Made it to Lima on Tuesday night. First flight was delayed, I had 5 minutes to run to the second flight before they closed the doors..Close call! The flight to Peru was one of the bumpiest I've been on... Add an old German man in front of me screaming at the stewardess for bumping his arm during drink service and you can imagine how happy I was to be on the ground... Renting a room from a friend of the paleontologists at the Museo de Historia Natural, Javier Prado and so far so good. Walked the 30+ blocks to the museum this morning... However, I opted for a taxi on the way back, since it was dark and I had my laptop with me... The first two days at the museum have been interesting as usual. Besides the sharks, which I will get to, I was fortunate enough to see the type specimen of Leviathan melvillei, the recently described, very large sperm whale. Along with a small, but VERY well preserved dermochelyid still in its jacket, a new archaeocete whale skull, and a host of other treasures...
The reason for my journey down here, though, is sharks, or tiburones if you wish.... I am particularly interested in the lamniforms as discussed in my previous blog. The Museo de Historia Natural, Javier Prado just so happens to have an extraordinarily complete skeleton of Cosmopolitodus (or Carcharodon if you will humor me) hastalis on display. I actually put up a picture last time, so I won't repeat. This specimen contains both upper and lower jaws full of teeth and portions of the neurocranium.
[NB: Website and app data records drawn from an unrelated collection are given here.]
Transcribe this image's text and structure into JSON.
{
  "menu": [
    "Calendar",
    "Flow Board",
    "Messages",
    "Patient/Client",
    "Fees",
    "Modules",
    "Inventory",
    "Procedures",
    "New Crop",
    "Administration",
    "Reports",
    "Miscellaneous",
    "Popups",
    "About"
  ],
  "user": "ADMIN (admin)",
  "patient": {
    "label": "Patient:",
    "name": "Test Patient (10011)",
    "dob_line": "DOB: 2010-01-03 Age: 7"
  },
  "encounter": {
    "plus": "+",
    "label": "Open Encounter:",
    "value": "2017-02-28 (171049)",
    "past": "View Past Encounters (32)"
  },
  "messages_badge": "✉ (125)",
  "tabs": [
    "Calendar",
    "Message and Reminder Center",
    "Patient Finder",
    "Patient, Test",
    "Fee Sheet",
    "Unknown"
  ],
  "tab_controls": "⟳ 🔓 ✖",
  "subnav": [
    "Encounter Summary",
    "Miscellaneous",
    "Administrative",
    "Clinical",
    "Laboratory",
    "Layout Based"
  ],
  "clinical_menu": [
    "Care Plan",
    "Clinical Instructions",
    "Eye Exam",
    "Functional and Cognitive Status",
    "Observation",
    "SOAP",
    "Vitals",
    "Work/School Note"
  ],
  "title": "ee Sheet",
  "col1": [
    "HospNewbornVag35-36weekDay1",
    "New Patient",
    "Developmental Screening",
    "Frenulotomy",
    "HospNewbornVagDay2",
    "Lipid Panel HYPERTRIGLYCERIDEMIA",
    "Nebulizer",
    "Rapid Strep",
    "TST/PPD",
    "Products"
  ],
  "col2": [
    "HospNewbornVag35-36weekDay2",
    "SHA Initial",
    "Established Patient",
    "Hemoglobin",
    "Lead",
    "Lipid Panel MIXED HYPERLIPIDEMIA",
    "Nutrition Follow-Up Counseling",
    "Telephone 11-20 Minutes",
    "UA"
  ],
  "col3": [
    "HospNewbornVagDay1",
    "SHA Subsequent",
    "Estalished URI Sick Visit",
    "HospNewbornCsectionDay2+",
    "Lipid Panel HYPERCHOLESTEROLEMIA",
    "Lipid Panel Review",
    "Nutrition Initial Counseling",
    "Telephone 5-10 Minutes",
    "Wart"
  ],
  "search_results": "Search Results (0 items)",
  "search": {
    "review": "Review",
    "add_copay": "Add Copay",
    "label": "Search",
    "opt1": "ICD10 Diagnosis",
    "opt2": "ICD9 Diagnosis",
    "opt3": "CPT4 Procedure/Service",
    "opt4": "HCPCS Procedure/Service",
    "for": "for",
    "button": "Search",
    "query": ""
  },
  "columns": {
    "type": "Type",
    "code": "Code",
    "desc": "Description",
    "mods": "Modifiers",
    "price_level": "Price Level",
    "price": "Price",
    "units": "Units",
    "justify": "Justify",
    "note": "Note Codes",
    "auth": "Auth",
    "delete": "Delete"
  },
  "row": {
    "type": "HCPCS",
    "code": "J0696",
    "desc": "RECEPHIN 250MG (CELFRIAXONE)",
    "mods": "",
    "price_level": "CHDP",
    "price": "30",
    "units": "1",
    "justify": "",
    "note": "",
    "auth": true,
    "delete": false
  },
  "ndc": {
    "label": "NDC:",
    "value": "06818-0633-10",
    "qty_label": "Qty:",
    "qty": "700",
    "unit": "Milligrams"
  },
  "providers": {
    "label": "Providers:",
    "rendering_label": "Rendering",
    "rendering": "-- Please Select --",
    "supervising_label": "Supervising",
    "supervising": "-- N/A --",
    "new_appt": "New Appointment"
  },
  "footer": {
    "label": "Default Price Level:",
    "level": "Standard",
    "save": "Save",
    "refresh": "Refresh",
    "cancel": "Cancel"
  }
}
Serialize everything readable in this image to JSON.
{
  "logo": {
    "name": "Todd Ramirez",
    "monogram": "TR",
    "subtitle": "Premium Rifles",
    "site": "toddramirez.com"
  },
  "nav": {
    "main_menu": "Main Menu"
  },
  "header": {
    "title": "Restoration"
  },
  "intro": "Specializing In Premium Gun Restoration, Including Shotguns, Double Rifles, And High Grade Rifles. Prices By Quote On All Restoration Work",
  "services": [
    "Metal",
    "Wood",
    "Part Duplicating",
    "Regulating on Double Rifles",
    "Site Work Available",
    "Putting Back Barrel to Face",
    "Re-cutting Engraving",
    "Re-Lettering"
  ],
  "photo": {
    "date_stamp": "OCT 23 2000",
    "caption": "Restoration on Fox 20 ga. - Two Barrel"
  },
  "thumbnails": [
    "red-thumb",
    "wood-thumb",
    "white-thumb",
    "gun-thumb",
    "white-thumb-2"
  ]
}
Although, the specimen is ventral side up, and the dorsal side has not been prepared... In the next week and a half I will be measuring, photographing, poking, and maybe a little bit of prodding (haha) the specimen, so stay tuned. In the meantime, a paleontologist here at the museum collected one of the most complete carcharhinid (requiem sharks) skeletons I have ever seen. A nice spinal column of vertebral centra, a partial neurocranium, and both palatoquadrates (upper jaws) and Meckel's cartilages (lower jaws). Surprisingly, even after having two people work on it with air scribes all day, still no teeth! I say surprisingly, because typical shark fossils are just isolated teeth... So to have all the cartilage preserved, and not see any teeth is not a normal occurrence. However, I suspect the teeth are still in the jaw cartilages, and once the specimen is turned over, and the other side is prepared, we should be in for a treat....
I am off to Ica in the morning to spend the weekend in the desert collecting. So, look forward to updates and new pictures sometime next week!
Sunday, July 11, 2010
So, I've taken my failed running blog and reinvented it following other blogs I've seen by paleontologists. I will use this as a forum to show images of my travels, discuss my research and thoughts, and whatever else comes along. So, first things first, who am I?
My name is Dana Ehret and I am a Ph. D. student at the Florida Museum of Natural History working on the evolution, paleobiology, and paleoecology of lamniform sharks. What is a lamniform shark you ask? The Order Lamniformes are also known as the mackerel sharks and are defined by a number of key features including: 2 dorsal fins, an anal fin, five gill slits, eyes without nictating membranes, and a mouth extending behind the eyes. Living lamniforms include the white (Carcharodon), mako (Isurus), salmon and porbeagle (Lamna), thresher (Alopias), sand tiger (Carcharias) or 'ragged toothed' (Odontaspis), basking (Cetorhinus), megamouth (Megachasma), goblin (Mitsukurina), and crocodile (Pseudocarcharias) sharks. Extinct lamniforms can be found in the fossil record stretching back to the Jurassic, and include: the megatoothed (Otodus and Carcharocles), crow (Squalicorax) and sand tiger (Jaekelotodus) among a large variety of other species. Sharks pose an interesting dilemma in paleontology because their soft, cartilaginous skeleton rarely preserves in the fossil record. The result is a large fossil recored, almost entirely comprised of isolated teeth.
My research has focused mainly on the evolution of the white shark and the evolution of body size in the megatoothed sharks, which includes Carcharocles megalodon, the largest shark that ever lived. My studies have taken me all over the world, including Peru, South Africa, and Poland to name a few more exotic locales. Much of my research focuses on transitional white shark fossils from the southwestern coast of Peru and includes the most complete white shark fossil known. My research has been featured on the Discovery Channel, NPR, and the New York Times, among other news outlets.
I am leaving for Lima, Peru this coming week to study fossil shark skeletons in the National Museum. These skeletons belong to a species known as Cosmopolitodus (or Carcharodon as far as I'm concerned) hastalis, a taxon that most likely gave rise to the modern white sharks we love today. I'll try to post pictures and details of my journey. Enjoy!